RECORDS SHOWN -
______________________________

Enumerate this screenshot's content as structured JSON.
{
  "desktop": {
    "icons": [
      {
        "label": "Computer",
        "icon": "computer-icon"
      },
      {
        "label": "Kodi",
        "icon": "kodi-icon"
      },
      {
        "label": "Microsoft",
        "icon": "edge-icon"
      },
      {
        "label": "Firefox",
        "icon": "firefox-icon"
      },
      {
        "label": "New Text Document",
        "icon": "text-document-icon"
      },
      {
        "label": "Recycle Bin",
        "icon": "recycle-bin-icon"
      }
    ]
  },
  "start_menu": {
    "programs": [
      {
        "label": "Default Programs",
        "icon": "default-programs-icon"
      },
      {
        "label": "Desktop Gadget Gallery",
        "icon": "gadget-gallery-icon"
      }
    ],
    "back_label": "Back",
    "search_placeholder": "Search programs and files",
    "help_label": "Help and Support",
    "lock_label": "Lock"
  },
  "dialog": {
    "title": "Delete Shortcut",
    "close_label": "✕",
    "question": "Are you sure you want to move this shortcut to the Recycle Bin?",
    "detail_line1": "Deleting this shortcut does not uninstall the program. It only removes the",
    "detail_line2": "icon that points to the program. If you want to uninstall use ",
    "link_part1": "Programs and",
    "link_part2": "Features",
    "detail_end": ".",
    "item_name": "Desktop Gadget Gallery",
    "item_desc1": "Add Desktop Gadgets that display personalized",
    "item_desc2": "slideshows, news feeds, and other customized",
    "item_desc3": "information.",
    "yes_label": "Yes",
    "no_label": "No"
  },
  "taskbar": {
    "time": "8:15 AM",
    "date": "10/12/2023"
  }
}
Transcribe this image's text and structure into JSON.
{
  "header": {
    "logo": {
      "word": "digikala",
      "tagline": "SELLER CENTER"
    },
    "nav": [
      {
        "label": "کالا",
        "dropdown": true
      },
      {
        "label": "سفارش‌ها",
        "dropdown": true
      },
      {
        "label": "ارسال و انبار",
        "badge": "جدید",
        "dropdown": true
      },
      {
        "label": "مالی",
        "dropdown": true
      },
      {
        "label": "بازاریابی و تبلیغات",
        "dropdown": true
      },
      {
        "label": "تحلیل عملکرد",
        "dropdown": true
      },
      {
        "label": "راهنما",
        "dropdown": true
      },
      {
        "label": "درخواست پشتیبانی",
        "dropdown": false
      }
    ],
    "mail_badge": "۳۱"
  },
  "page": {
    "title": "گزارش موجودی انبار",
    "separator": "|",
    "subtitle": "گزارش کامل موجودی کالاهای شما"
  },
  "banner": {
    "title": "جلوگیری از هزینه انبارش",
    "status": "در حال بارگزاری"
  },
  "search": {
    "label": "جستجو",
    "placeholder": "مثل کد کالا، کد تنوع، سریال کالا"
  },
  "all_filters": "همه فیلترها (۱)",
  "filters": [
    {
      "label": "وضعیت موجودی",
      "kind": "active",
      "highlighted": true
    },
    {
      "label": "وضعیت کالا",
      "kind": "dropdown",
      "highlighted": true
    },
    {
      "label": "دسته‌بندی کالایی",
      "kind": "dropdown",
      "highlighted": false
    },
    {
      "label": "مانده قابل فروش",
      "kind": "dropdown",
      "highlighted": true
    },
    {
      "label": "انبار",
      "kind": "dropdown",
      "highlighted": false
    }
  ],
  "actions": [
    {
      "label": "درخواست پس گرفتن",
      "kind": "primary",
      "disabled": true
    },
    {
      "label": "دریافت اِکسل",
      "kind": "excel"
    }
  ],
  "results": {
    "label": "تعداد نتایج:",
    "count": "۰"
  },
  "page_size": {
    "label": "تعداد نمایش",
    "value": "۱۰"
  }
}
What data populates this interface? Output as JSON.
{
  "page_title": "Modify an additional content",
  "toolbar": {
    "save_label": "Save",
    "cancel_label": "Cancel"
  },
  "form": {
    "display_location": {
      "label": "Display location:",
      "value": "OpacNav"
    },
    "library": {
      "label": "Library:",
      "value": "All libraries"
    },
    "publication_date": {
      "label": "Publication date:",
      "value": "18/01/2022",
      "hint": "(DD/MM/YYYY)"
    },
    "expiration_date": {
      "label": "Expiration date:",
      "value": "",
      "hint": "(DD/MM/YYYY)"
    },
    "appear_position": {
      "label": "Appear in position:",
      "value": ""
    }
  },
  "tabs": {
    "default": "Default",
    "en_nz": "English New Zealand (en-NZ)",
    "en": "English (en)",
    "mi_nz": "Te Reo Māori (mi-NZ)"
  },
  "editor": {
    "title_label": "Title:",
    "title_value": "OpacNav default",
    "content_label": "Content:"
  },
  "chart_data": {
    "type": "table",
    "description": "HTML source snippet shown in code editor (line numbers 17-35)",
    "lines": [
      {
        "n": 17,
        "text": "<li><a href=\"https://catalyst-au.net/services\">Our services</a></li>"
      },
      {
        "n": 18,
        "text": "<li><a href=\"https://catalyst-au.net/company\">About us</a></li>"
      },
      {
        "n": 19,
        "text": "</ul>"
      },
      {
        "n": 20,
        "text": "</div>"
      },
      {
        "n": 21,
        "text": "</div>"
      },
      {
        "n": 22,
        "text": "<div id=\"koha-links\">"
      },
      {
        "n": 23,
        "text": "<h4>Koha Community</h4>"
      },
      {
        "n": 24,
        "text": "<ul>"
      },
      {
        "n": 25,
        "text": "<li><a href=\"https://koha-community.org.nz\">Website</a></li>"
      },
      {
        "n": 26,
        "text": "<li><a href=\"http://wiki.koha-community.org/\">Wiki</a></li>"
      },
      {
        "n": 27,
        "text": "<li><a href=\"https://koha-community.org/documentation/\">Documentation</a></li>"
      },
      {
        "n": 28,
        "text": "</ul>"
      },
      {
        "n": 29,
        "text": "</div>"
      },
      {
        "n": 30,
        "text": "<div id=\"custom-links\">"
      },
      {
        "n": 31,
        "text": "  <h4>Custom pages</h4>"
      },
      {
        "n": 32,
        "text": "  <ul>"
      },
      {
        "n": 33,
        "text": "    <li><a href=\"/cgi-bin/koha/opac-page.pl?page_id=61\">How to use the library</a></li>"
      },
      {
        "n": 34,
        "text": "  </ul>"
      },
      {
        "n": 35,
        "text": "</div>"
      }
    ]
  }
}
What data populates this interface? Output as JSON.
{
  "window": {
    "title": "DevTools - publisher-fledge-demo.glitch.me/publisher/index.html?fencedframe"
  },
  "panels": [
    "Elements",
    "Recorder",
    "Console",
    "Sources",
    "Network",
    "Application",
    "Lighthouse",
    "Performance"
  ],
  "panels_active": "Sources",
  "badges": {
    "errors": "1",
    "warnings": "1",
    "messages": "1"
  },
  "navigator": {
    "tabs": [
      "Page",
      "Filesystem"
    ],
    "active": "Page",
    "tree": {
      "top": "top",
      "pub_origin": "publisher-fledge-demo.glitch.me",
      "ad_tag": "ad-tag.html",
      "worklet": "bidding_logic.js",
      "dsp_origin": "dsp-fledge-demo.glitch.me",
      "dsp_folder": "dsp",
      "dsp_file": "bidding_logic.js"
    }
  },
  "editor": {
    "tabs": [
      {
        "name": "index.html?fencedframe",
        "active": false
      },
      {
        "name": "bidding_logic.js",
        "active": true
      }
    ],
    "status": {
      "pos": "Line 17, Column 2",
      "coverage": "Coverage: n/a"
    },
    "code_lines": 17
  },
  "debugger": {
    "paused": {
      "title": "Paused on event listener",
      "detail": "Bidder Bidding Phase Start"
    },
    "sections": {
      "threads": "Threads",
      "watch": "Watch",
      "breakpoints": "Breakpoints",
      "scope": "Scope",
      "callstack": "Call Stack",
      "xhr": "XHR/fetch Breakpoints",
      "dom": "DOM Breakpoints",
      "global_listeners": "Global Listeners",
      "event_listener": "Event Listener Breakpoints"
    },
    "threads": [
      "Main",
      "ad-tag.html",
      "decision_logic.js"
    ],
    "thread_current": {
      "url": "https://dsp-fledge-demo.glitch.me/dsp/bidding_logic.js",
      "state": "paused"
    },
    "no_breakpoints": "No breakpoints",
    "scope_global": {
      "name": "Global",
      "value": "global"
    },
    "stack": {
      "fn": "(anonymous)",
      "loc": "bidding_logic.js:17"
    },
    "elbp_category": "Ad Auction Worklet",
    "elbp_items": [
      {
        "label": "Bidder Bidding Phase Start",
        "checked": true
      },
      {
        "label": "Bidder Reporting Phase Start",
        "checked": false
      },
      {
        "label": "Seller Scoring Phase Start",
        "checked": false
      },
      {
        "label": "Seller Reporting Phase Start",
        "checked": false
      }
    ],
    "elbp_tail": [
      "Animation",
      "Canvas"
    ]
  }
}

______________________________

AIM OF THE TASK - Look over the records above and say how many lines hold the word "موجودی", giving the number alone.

FINAL ANSWER - 3